Had my dad been born in another time and place, he would have made an incredible stand-up comic. I’ve seen him on stage as an emcee and roaster, and his ability to craft a joke is superb. He’s a natural. I’ve said it before and I’ll say it again – if I had my dad’s talent for comedy I’d already have a Comedy Central half hour. I mean that, too. I have my dad’s instinct for storytelling, but not his gift for punchlines.
As I said, the older I get the more I realize that I am my father. We see the world through the same eyes. It is, of course, a great blessing to be like my dad. He’s a widely beloved man. But everybody has a shadow side. We’re both stubborn people. When we are hyper focused upon a task, don’t interrupt us. Like the Hulk, you wouldn’t like us if you interrupt us. We think we know exactly the way things should go and get very bent upon bending reality to our will. Most of the time we’re peace-loving folk, given to seeing situations in shades of gray, but our sense of injustice and correlating rage can be pretty intense. We seem like we’re really easy to get along with, but secretly we can be difficult. Which makes it that much more difficult for those that find us difficult, aka, my mother. But on the plus side, we’re big on love and forgiveness and humor.

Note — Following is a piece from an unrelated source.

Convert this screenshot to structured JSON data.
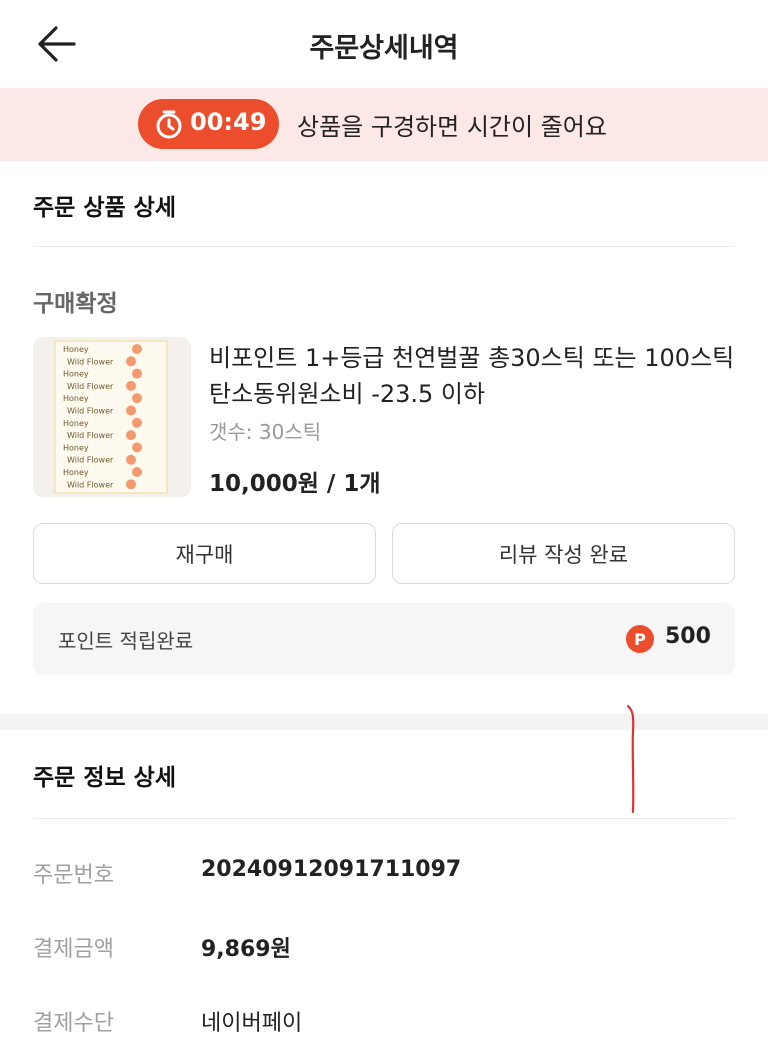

Long story short – I am blessed to have my dad for my dad. He is a great man, a great father, a truly rare creature that improves all of the lives he touches – and there are no shortage of people he has helped along their way. There is a very old African-American saying about sipping from the saucer. The idea is that if your cup runneth over, you can sip from the saucer. This saying reminds me of my father. He is an expansive man, capable of great acts of selflessness and giving, but he does not empty himself in order to fill others, because the well of his faith runs so deep. In this, I would like to be more like him.
Yesterday, watching my dad reminisce, in his beautiful home surrounded by his family who loves him, a successful businessman and living miracle, I considered how improbable his life story is. This poor boy from Alabama, kicked out of high school and who got into college having still not memorized the alphabet, found himself married to a beauty queen from Idaho, wound up back in the South, alive and well and deeply loved. Not everybody gets such a happy third act to their life story. I am incredibly thankful my father has. He’s a wonderful man, and deserves all the happiness in the world.